and what we had don't mean a thing
Well, I'm not sure I can get a column out of techniques for revision or collaboration, because honestly there's not a lot to say about either unless I start making stuff up, but I can talk about them here a little bit.
There's this thing I say to people, over and over again, at conventions and workshops, until it stops having any meaning at all. If there were one piece of artistic advice I could leave the world, it would be this:
There are no rules. There are only techniques that work or don't work.
If you are a writer, people are going to try to sell you their books of rules. Some of these people may be the ones who make their living writing how-to-write books. Some of them may be successful authors who have discovered a set of techniques that work for them. Some of them may be opinionated blowhards, like myself.
Don't listen to any of them.
See, here's the thing. The only thing that matters about what you're doing is whether it works. If it doesn't work, then the only thing that matters it is either fixing it, or doing enough else right that it doesn't matter than you got some things wrong.
Storytelling is too hard--and to subjective--to do perfectly. There will always be trade-offs, things you sacrifice for other things. And there will always be things that aren't important to some writers--and readers--that are important to others.
So, I was asked about my revising process. I've talked about it in detail here before, with examples, and I'm honestly not sure how useful it is to anyone to go over it again. Besically, revising is the process of identifying the parts that don't work and fixing them as best you can--on a sentence level, on a paragraph level, on a meta level, on a story structure level. You fix the prose and the characterization and the plot and the theme, remove stray bits, add linking bits. Make sure the structure works. Take out or fix the confusing parts.
Some people have very careful and precise processes they go through for this work. (Holly Lisle has an essay on her site about her one-pass revision process.)
I don't. I do all sorts of things you aren't supposed to do: I revise as I go. I stop in the middle and go back and restructure the first third of the book. I write out of order. I revise out of order. When I do my final revision passes, I do them any which way. When I find something broken, I either fix it, or I leave myself a note to fix it later.
I suspect the question really is, how do you identify something broken? And that's a hard one.
The only answer I know is "experience."
The other question was, how do you collaborate?
And well, you just do. You write something and when you get bored or stuck, you send it to your collaborator. And they revise what you wrote and write their own bit, and when they get bored or stuck they send it to you. And you revise their revision and their new contribution and then write the next bit--
Until you have a story.

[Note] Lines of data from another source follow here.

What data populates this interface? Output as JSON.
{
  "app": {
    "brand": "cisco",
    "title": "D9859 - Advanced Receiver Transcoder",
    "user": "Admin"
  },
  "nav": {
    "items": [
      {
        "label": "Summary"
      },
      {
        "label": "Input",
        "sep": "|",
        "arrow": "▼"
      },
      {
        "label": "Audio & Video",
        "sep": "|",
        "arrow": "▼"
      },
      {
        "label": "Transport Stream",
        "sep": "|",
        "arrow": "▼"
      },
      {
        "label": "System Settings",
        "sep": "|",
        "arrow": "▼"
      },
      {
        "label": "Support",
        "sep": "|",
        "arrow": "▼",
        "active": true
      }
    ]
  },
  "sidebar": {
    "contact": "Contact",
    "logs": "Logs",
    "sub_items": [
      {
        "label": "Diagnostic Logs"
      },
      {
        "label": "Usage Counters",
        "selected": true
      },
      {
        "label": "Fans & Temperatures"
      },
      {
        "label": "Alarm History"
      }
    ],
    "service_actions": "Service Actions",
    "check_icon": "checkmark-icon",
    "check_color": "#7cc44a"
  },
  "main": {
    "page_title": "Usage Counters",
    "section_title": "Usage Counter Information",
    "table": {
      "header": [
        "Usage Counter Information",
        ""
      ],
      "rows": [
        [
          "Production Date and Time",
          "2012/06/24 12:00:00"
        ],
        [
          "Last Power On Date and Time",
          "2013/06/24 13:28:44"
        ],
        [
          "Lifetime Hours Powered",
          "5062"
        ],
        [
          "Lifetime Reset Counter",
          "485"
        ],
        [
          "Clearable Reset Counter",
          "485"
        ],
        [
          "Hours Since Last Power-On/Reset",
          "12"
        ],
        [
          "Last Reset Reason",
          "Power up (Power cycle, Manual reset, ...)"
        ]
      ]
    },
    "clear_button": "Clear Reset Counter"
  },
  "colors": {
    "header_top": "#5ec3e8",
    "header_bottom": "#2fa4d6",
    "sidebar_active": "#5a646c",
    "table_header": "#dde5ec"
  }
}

And while you are doing this you fire a bunch of emails back and forth brainstorming and sharing your brilliant ideas, and if you disagree about something, one of you caves.
And when you have a complete story, you do a few more revision passes and send it out.
I dunno. Does it have to be more complicated than that?